- **ASSIGNED TASK**
Retrieve every line from the records in which the word "title" occurs.

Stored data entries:
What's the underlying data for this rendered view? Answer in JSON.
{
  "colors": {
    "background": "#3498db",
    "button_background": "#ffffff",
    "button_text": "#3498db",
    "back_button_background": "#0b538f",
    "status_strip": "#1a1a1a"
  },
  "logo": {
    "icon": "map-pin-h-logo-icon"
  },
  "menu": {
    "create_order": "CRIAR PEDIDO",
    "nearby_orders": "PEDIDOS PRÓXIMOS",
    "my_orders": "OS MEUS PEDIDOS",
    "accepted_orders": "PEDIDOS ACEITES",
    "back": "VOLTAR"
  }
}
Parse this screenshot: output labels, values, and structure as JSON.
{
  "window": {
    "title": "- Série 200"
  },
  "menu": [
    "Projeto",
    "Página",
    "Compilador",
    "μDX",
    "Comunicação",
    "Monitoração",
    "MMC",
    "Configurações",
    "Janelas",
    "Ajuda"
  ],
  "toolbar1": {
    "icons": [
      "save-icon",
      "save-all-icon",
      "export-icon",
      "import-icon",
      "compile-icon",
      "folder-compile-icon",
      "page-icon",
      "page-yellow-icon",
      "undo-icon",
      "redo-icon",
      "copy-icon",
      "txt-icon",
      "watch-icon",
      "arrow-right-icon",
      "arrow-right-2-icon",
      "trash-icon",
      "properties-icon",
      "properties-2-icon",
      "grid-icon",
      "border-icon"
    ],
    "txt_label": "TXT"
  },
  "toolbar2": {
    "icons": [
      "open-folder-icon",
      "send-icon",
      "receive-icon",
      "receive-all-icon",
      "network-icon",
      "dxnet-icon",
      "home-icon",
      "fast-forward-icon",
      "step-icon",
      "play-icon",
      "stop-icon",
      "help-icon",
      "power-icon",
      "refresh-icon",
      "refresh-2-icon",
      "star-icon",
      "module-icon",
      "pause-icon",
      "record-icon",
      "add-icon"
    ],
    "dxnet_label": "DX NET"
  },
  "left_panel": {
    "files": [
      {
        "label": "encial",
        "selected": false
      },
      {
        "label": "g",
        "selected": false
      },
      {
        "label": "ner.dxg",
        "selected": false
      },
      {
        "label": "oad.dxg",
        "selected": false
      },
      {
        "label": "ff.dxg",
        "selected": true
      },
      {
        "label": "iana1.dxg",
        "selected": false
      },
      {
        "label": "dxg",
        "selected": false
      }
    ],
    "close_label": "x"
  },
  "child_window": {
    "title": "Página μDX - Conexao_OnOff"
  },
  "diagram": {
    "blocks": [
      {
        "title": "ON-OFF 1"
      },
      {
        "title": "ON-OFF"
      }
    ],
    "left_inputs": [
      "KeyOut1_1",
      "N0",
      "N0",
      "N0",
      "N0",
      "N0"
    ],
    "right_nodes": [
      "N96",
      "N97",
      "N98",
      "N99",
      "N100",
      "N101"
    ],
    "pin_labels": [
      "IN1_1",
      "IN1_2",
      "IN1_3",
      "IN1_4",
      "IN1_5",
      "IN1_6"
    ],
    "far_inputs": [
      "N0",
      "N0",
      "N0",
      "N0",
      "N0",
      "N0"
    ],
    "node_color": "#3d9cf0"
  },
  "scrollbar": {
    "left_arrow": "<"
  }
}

- **RESULT BELOW**
    "title": "- Série 200"
    "title": "Página μDX - Conexao_OnOff"
        "title": "ON-OFF 1"
        "title": "ON-OFF"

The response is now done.